Web page and app entries:
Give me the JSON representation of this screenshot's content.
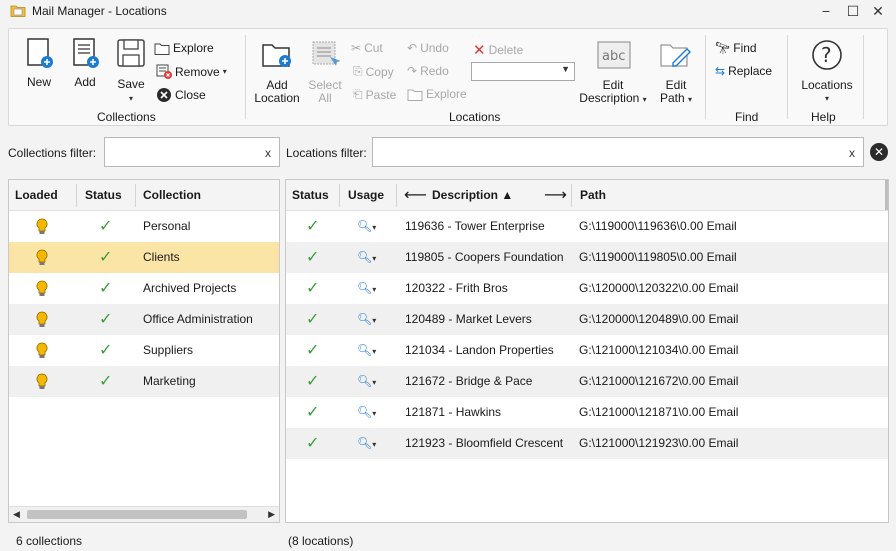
{
  "window": {
    "title": "Mail Manager - Locations"
  },
  "ribbon": {
    "collections": {
      "new": "New",
      "add": "Add",
      "save": "Save",
      "explore": "Explore",
      "remove": "Remove",
      "close": "Close",
      "group": "Collections"
    },
    "locations": {
      "add_location_1": "Add",
      "add_location_2": "Location",
      "select_all_1": "Select",
      "select_all_2": "All",
      "cut": "Cut",
      "copy": "Copy",
      "paste": "Paste",
      "undo": "Undo",
      "redo": "Redo",
      "explore": "Explore",
      "delete": "Delete",
      "edit_description_1": "Edit",
      "edit_description_2": "Description",
      "edit_path_1": "Edit",
      "edit_path_2": "Path",
      "group": "Locations"
    },
    "find": {
      "find": "Find",
      "replace": "Replace",
      "group": "Find"
    },
    "help": {
      "locations": "Locations",
      "group": "Help"
    }
  },
  "filters": {
    "collections_label": "Collections filter:",
    "collections_value": "",
    "locations_label": "Locations filter:",
    "locations_value": "",
    "clear": "x"
  },
  "collections_grid": {
    "headers": {
      "loaded": "Loaded",
      "status": "Status",
      "collection": "Collection"
    },
    "rows": [
      {
        "name": "Personal"
      },
      {
        "name": "Clients"
      },
      {
        "name": "Archived Projects"
      },
      {
        "name": "Office Administration"
      },
      {
        "name": "Suppliers"
      },
      {
        "name": "Marketing"
      }
    ],
    "selected_index": 1
  },
  "locations_grid": {
    "headers": {
      "status": "Status",
      "usage": "Usage",
      "description": "Description ▲",
      "path": "Path"
    },
    "rows": [
      {
        "description": "119636 - Tower Enterprise",
        "path": "G:\\119000\\119636\\0.00 Email"
      },
      {
        "description": "119805 - Coopers Foundation",
        "path": "G:\\119000\\119805\\0.00 Email"
      },
      {
        "description": "120322 - Frith Bros",
        "path": "G:\\120000\\120322\\0.00 Email"
      },
      {
        "description": "120489 - Market Levers",
        "path": "G:\\120000\\120489\\0.00 Email"
      },
      {
        "description": "121034 - Landon Properties",
        "path": "G:\\121000\\121034\\0.00 Email"
      },
      {
        "description": "121672 - Bridge & Pace",
        "path": "G:\\121000\\121672\\0.00 Email"
      },
      {
        "description": "121871 - Hawkins",
        "path": "G:\\121000\\121871\\0.00 Email"
      },
      {
        "description": "121923 - Bloomfield Crescent",
        "path": "G:\\121000\\121923\\0.00 Email"
      }
    ]
  },
  "status_bar": {
    "collections_count": "6 collections",
    "locations_count": "(8 locations)"
  },
  "colors": {
    "check": "#3a9d3a",
    "selected_row": "#fbe5a6",
    "bulb": "#f5b700",
    "accent_blue": "#1e7bd4",
    "delete_red": "#e03a3a"
  }
}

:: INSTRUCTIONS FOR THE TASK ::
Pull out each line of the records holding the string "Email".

:: SOLUTION FOR THIS EXERCISE ::
        "path": "G:\\119000\\119636\\0.00 Email"
        "path": "G:\\119000\\119805\\0.00 Email"
        "path": "G:\\120000\\120322\\0.00 Email"
        "path": "G:\\120000\\120489\\0.00 Email"
        "path": "G:\\121000\\121034\\0.00 Email"
        "path": "G:\\121000\\121672\\0.00 Email"
        "path": "G:\\121000\\121871\\0.00 Email"
        "path": "G:\\121000\\121923\\0.00 Email"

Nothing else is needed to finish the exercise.